Last year, the Green Bay Packers had one of the most dominant passing attacks, but one of the worst rushing attacks.
The Packers only ran the ball 395 times (26th in the the league) for 1,558 yards (27th in the league) and an average of 3.9 yards per attempt (tied with 3 other teams for 26th in the league). They could've done much better.
But 2012 is a new year. The Packers failed to bring back Ryan Grant and instead decided to roll the dice on sophomore running back Alex Green, who is currently recovering from a torn ACL, which is perhaps the most threatening injury a running back could indure.
James Starks should be the main man running the show, and Green and fellow second-year running back Brandon Saine are behind him. UDFA Marc Tyler is on the outside looking in.
With a different look to the backfield, Green Bay hopes to have a lot more success on the ground in 2012. Here's how it can happen.
Although Starks is the lead back for Green Bay, he's had durability issues in the past.
To help ensure that he stays healthy throughout the season, the Packers could opt to take Starks off the field for some third downs.
As ESPN suggests, that's a very real possibility, as Saine is already in the lead for third-down duties due to his skills as a pass-protector.
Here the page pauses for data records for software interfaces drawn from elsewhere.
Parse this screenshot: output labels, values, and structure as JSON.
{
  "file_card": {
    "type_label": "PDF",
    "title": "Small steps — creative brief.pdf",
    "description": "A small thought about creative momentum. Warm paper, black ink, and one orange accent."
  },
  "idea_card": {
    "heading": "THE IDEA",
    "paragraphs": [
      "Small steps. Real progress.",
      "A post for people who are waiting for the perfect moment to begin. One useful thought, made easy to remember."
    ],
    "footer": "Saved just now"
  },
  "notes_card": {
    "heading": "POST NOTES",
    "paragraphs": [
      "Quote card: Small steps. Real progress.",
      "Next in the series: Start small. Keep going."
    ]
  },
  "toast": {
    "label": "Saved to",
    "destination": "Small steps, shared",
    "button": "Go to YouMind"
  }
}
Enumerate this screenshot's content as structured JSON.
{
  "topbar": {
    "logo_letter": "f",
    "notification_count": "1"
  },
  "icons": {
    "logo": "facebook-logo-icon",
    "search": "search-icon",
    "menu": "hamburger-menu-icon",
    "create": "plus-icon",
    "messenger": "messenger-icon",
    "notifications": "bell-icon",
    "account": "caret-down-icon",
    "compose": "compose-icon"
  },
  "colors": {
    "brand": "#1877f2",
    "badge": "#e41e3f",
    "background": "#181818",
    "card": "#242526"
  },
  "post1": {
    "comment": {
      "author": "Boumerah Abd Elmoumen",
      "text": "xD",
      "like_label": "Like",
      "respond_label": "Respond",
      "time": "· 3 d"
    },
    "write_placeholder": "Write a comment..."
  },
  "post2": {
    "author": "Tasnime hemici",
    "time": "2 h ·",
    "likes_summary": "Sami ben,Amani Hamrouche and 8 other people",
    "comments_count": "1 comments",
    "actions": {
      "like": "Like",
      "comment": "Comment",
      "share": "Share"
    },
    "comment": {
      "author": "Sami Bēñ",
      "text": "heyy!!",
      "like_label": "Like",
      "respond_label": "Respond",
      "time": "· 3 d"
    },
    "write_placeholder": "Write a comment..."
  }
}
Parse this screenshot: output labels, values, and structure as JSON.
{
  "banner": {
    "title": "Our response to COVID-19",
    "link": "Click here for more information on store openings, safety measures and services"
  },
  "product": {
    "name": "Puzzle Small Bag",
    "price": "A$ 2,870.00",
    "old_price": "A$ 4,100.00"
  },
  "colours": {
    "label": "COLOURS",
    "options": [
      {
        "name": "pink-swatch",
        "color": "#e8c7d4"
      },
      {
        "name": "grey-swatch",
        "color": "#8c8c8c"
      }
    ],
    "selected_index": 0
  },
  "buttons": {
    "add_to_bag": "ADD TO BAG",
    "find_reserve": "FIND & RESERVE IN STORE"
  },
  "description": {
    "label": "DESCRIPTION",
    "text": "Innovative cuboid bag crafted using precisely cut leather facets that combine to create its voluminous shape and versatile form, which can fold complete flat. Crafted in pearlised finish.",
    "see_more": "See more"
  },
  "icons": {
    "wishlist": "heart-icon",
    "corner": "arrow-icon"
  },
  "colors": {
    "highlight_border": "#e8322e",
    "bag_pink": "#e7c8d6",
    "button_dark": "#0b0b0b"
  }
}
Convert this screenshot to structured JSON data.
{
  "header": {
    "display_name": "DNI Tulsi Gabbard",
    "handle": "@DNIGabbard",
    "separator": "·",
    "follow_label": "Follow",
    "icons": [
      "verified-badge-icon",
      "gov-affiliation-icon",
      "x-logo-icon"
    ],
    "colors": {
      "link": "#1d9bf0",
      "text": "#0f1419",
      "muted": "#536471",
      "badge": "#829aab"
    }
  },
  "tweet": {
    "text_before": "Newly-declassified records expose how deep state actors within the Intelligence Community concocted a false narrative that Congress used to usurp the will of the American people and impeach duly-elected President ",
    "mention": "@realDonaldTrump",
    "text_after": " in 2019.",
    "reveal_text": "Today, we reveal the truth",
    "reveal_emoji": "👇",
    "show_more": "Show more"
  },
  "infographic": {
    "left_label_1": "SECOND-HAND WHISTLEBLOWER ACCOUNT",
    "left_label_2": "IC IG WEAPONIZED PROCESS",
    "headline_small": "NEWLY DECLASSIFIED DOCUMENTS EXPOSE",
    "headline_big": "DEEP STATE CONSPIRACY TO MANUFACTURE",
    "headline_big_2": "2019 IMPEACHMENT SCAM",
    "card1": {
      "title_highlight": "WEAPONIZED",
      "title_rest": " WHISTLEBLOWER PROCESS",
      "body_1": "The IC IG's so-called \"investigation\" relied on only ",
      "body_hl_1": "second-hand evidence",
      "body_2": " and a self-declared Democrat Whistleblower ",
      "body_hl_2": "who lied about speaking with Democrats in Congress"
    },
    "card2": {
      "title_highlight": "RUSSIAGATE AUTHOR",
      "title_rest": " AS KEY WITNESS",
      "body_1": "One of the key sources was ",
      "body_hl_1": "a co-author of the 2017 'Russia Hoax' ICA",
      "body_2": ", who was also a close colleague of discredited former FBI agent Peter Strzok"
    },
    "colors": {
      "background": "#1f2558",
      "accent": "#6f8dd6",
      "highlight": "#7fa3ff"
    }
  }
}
The report also notes that FB John Kuhn should see some third-down snaps due to his blocking capabilities.
Starks would certainly be able to handle the majority of third-down snaps if necessary, but it'd be best if the team keeps him fresh as a runner and gives him the majority of early-down work.
After having surgery in mid-November on his knee, the training staff will have to make sure that Green is fully healed before throwing him into heavy duty action.
Green is only eight months into his recovery and while timetables vary with the person, a running back risks losing pre-injury explosiveness if he comes back too soon.
While it would be great to have Green practicing with the rest of the team for all of training camp, it doesn't look like it's going to happen.
It would behoove the Packers to ease the former third-round pick back into camp and have him split No. 2 duties with Saine if they aren't comfortable with his progress.
Likely the only reason Benson isn't on a team already is that he won't sign for the minimum.
While the Packers could have just been doing their due-diligence on a player that's shown to be fairly durable and rushed for over 1,000 yards in three consecutive seasons, we'll know a little bit more about their true interest level as the season approaches.
The Packers don't exactly have a great running back group, but they shouldn't sign Benson....
Benson's had a quality career so far, and even though he's 29 with plenty of mileage, he could still help a few teams out for one or two more seasons.
If some combination of Starks, Green and Saine start to perform poorly, Ted Thompson might want to fly Benson in for a visit, let the team know that at any moment they could sign Benson and give him a quality workload.
Sometimes you have to dangle the carrot.
Last year, Bryan Bulaga evolved into one of the game's premier right tackles while Josh Sitton followed up his dominant 2010 campaign with a slightly less impressive but still impressive 2011 season.
New center Jeff Saturday is getting old at 37 years of age but should still provide a veteran presence.
T.J. Lang is a solid left guard who filled in fine after the Packers lost the inconsistent Daryn Colledge.
The big question on this unit is left tackle Marshall Newhouse, who showed glimpses of great play, but an equal if not greater number of glimpses of horrible play.
Fullback John Kuhn is a fan favorite and great blocker as well.
The right side of the line should be fine, but the left side is a bigger question.
This unit should be one of the top in the country and should have no problem opening holes for the running backs if they perform as good as they look on paper.
Considering that unlike the Jets, Titans and Browns behind them in yards per attempt, the Packers had a stellar passing offense that teams had to respect, an average of 3.9 yards per attempt seems even worse.
The only team behind the Packers in yards per attempt that had an above-average passing attack was the New York Giants.
With teams expected to load the field with defensive backs at a time and basically set up to defend the aerial attack like last year, there will be plenty of holes for the running backs to find.